═══ INPUT RECORDS ═══

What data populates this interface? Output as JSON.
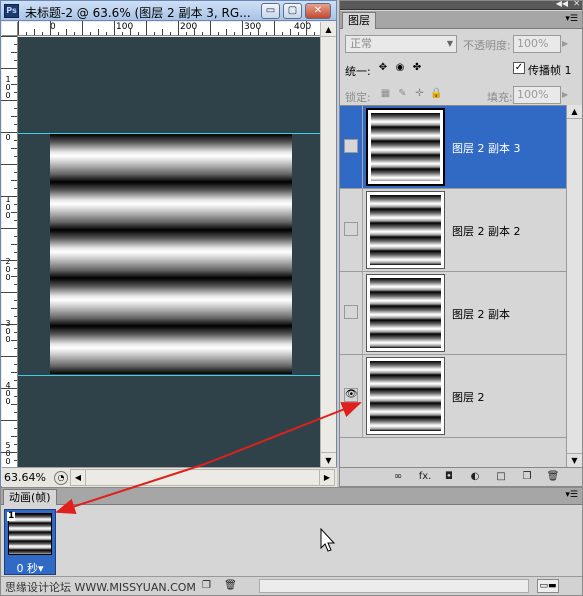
{
  "document": {
    "title": "未标题-2 @ 63.6% (图层 2 副本 3, RG...",
    "app_icon": "Ps",
    "ruler_top": [
      "0",
      "100",
      "200",
      "300",
      "400"
    ],
    "ruler_left": [
      "1\n0\n0",
      "0",
      "1\n0\n0",
      "2\n0\n0",
      "3\n0\n0",
      "4\n0\n0",
      "5\n0\n0"
    ],
    "zoom": "63.64%",
    "minimize_glyph": "▭",
    "restore_glyph": "▢",
    "close_glyph": "✕"
  },
  "layers_panel": {
    "tab": "图层",
    "collapse_glyph": "◀◀",
    "close_glyph": "✕",
    "menu_glyph": "▾☰",
    "blend_mode": "正常",
    "opacity_label": "不透明度:",
    "opacity_value": "100%",
    "unify_label": "统一:",
    "propagate_label": "传播帧 1",
    "propagate_checked": "✓",
    "lock_label": "锁定:",
    "fill_label": "填充:",
    "fill_value": "100%",
    "eye_glyph": "👁",
    "layers": [
      {
        "name": "图层 2 副本 3",
        "selected": true,
        "visible": false
      },
      {
        "name": "图层 2 副本 2",
        "selected": false,
        "visible": false
      },
      {
        "name": "图层 2 副本",
        "selected": false,
        "visible": false
      },
      {
        "name": "图层 2",
        "selected": false,
        "visible": true
      }
    ],
    "footer_icons": [
      "link-icon",
      "fx-icon",
      "mask-icon",
      "adjustment-icon",
      "group-icon",
      "new-layer-icon",
      "trash-icon"
    ],
    "footer_glyphs": [
      "∞",
      "fx.",
      "◘",
      "◐",
      "□",
      "❐",
      "🗑"
    ]
  },
  "animation_panel": {
    "tab": "动画(帧)",
    "menu_glyph": "▾☰",
    "frame_number": "1",
    "frame_delay": "0 秒▾",
    "watermark": "思缘设计论坛 WWW.MISSYUAN.COM",
    "scroll_glyph": "▭▬"
  },
  "colors": {
    "selection": "#316ac5",
    "canvas_bg": "#2f4149",
    "guide": "#3ad1e6",
    "annotation_arrow": "#e0201c"
  }
}
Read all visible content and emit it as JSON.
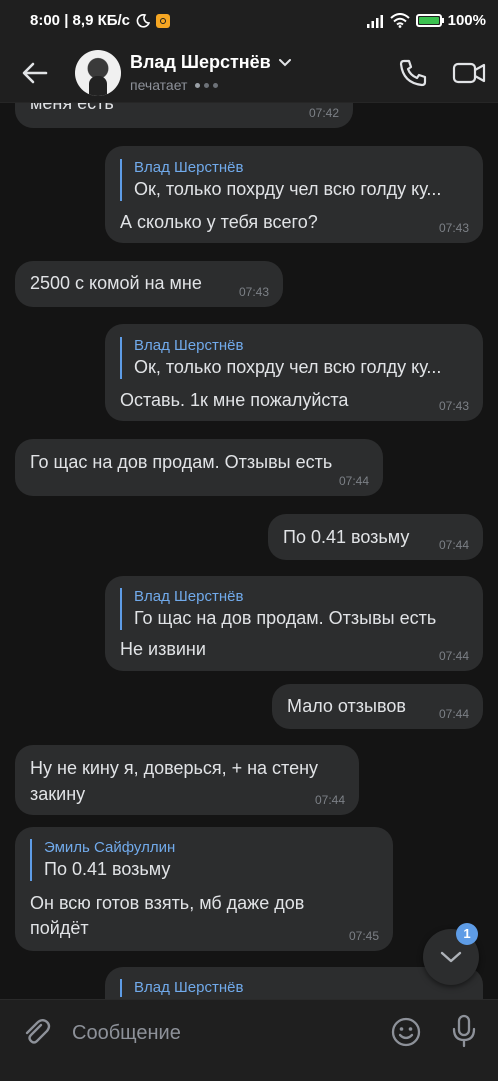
{
  "status_bar": {
    "time_speed": "8:00 | 8,9 КБ/с",
    "battery": "100%"
  },
  "header": {
    "name": "Влад Шерстнёв",
    "status": "печатает"
  },
  "messages": [
    {
      "text": "меня есть",
      "time": "07:42"
    },
    {
      "reply_name": "Влад Шерстнёв",
      "reply_text": "Ок, только похрду чел всю голду ку...",
      "text": "А сколько у тебя всего?",
      "time": "07:43"
    },
    {
      "text": "2500 с комой на мне",
      "time": "07:43"
    },
    {
      "reply_name": "Влад Шерстнёв",
      "reply_text": "Ок, только похрду чел всю голду ку...",
      "text": "Оставь. 1к мне пожалуйста",
      "time": "07:43"
    },
    {
      "text": "Го щас на дов продам. Отзывы есть",
      "time": "07:44"
    },
    {
      "text": "По 0.41 возьму",
      "time": "07:44"
    },
    {
      "reply_name": "Влад Шерстнёв",
      "reply_text": "Го щас на дов продам. Отзывы есть",
      "text": "Не извини",
      "time": "07:44"
    },
    {
      "text": "Мало отзывов",
      "time": "07:44"
    },
    {
      "text_line1": "Ну не кину я, доверься, + на стену",
      "text_line2": "закину",
      "time": "07:44"
    },
    {
      "reply_name": "Эмиль Сайфуллин",
      "reply_text": "По 0.41 возьму",
      "text_line1": "Он всю готов взять, мб даже дов",
      "text_line2": "пойдёт",
      "time": "07:45"
    },
    {
      "reply_name": "Влад Шерстнёв"
    }
  ],
  "scroll_badge": "1",
  "composer": {
    "placeholder": "Сообщение"
  },
  "colors": {
    "background": "#141414",
    "bubble": "#2c2d2e",
    "accent": "#5e9ce6"
  }
}
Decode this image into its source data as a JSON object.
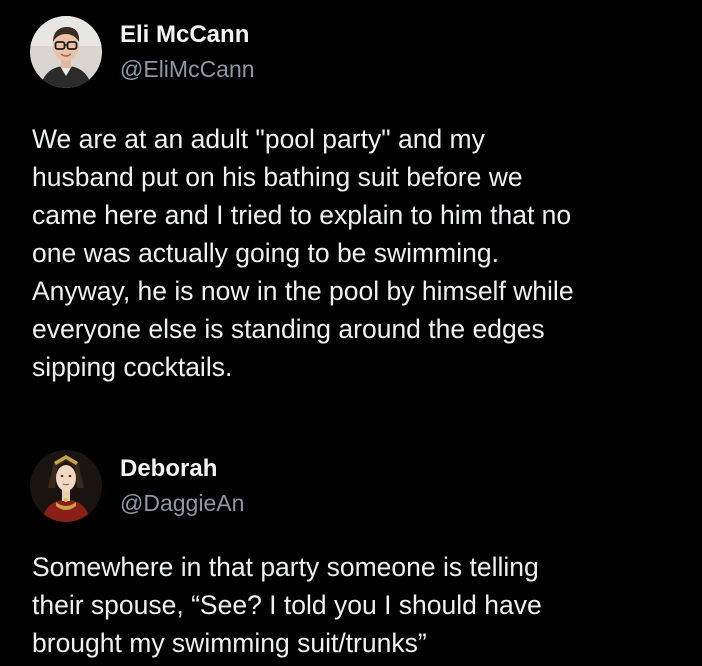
{
  "posts": [
    {
      "author": {
        "display_name": "Eli McCann",
        "handle": "@EliMcCann",
        "avatar_icon": "profile-photo-man-glasses"
      },
      "text_lines": [
        "We are at an adult \"pool party\" and my",
        "husband put on his bathing suit before we",
        "came here and I tried to explain to him that no",
        "one was actually going to be swimming.",
        "Anyway, he is now in the pool by himself while",
        "everyone else is standing around the edges",
        "sipping cocktails."
      ]
    },
    {
      "author": {
        "display_name": "Deborah",
        "handle": "@DaggieAn",
        "avatar_icon": "profile-photo-tudor-portrait"
      },
      "text_lines": [
        "Somewhere in that party someone is telling",
        "their spouse, “See?  I told you I should have",
        "brought my swimming suit/trunks”"
      ]
    }
  ],
  "colors": {
    "background": "#000000",
    "text": "#e7e9ea",
    "secondary": "#8b98a5"
  }
}
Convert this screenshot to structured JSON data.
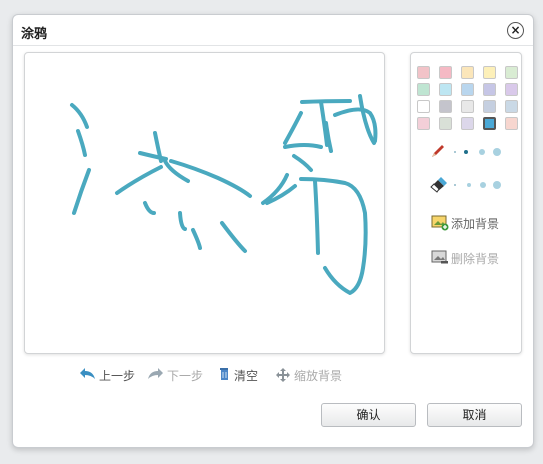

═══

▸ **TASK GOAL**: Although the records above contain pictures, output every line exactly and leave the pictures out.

▸ **EXERCISE OUTPUT**:
What data populates this interface? Output as JSON.
{
  "document": {
    "title": "未标题-2 @ 63.6% (图层 2 副本 3, RG...",
    "app_icon": "Ps",
    "ruler_top": [
      "0",
      "100",
      "200",
      "300",
      "400"
    ],
    "ruler_left": [
      "1\n0\n0",
      "0",
      "1\n0\n0",
      "2\n0\n0",
      "3\n0\n0",
      "4\n0\n0",
      "5\n0\n0"
    ],
    "zoom": "63.64%",
    "minimize_glyph": "▭",
    "restore_glyph": "▢",
    "close_glyph": "✕"
  },
  "layers_panel": {
    "tab": "图层",
    "collapse_glyph": "◀◀",
    "close_glyph": "✕",
    "menu_glyph": "▾☰",
    "blend_mode": "正常",
    "opacity_label": "不透明度:",
    "opacity_value": "100%",
    "unify_label": "统一:",
    "propagate_label": "传播帧 1",
    "propagate_checked": "✓",
    "lock_label": "锁定:",
    "fill_label": "填充:",
    "fill_value": "100%",
    "eye_glyph": "👁",
    "layers": [
      {
        "name": "图层 2 副本 3",
        "selected": true,
        "visible": false
      },
      {
        "name": "图层 2 副本 2",
        "selected": false,
        "visible": false
      },
      {
        "name": "图层 2 副本",
        "selected": false,
        "visible": false
      },
      {
        "name": "图层 2",
        "selected": false,
        "visible": true
      }
    ],
    "footer_icons": [
      "link-icon",
      "fx-icon",
      "mask-icon",
      "adjustment-icon",
      "group-icon",
      "new-layer-icon",
      "trash-icon"
    ],
    "footer_glyphs": [
      "∞",
      "fx.",
      "◘",
      "◐",
      "□",
      "❐",
      "🗑"
    ]
  },
  "animation_panel": {
    "tab": "动画(帧)",
    "menu_glyph": "▾☰",
    "frame_number": "1",
    "frame_delay": "0 秒▾",
    "watermark": "思缘设计论坛 WWW.MISSYUAN.COM",
    "scroll_glyph": "▭▬"
  },
  "colors": {
    "selection": "#316ac5",
    "canvas_bg": "#2f4149",
    "guide": "#3ad1e6",
    "annotation_arrow": "#e0201c"
  }
}
Read all visible content and emit it as JSON.
{
  "status_bar": {
    "time_speed": "8:00 | 8,9 КБ/с",
    "battery": "100%"
  },
  "header": {
    "name": "Влад Шерстнёв",
    "status": "печатает"
  },
  "messages": [
    {
      "text": "меня есть",
      "time": "07:42"
    },
    {
      "reply_name": "Влад Шерстнёв",
      "reply_text": "Ок, только похрду чел всю голду ку...",
      "text": "А сколько у тебя всего?",
      "time": "07:43"
    },
    {
      "text": "2500 с комой на мне",
      "time": "07:43"
    },
    {
      "reply_name": "Влад Шерстнёв",
      "reply_text": "Ок, только похрду чел всю голду ку...",
      "text": "Оставь. 1к мне пожалуйста",
      "time": "07:43"
    },
    {
      "text": "Го щас на дов продам. Отзывы есть",
      "time": "07:44"
    },
    {
      "text": "По 0.41 возьму",
      "time": "07:44"
    },
    {
      "reply_name": "Влад Шерстнёв",
      "reply_text": "Го щас на дов продам. Отзывы есть",
      "text": "Не извини",
      "time": "07:44"
    },
    {
      "text": "Мало отзывов",
      "time": "07:44"
    },
    {
      "text_line1": "Ну не кину я, доверься, + на стену",
      "text_line2": "закину",
      "time": "07:44"
    },
    {
      "reply_name": "Эмиль Сайфуллин",
      "reply_text": "По 0.41 возьму",
      "text_line1": "Он всю готов взять, мб даже дов",
      "text_line2": "пойдёт",
      "time": "07:45"
    },
    {
      "reply_name": "Влад Шерстнёв"
    }
  ],
  "scroll_badge": "1",
  "composer": {
    "placeholder": "Сообщение"
  },
  "colors": {
    "background": "#141414",
    "bubble": "#2c2d2e",
    "accent": "#5e9ce6"
  }
}
Decode this image into its source data as a JSON object.
{
  "posts": [
    {
      "author": {
        "display_name": "Eli McCann",
        "handle": "@EliMcCann",
        "avatar_icon": "profile-photo-man-glasses"
      },
      "text_lines": [
        "We are at an adult \"pool party\" and my",
        "husband put on his bathing suit before we",
        "came here and I tried to explain to him that no",
        "one was actually going to be swimming.",
        "Anyway, he is now in the pool by himself while",
        "everyone else is standing around the edges",
        "sipping cocktails."
      ]
    },
    {
      "author": {
        "display_name": "Deborah",
        "handle": "@DaggieAn",
        "avatar_icon": "profile-photo-tudor-portrait"
      },
      "text_lines": [
        "Somewhere in that party someone is telling",
        "their spouse, “See?  I told you I should have",
        "brought my swimming suit/trunks”"
      ]
    }
  ],
  "colors": {
    "background": "#000000",
    "text": "#e7e9ea",
    "secondary": "#8b98a5"
  }
}
Convert this screenshot to structured JSON data.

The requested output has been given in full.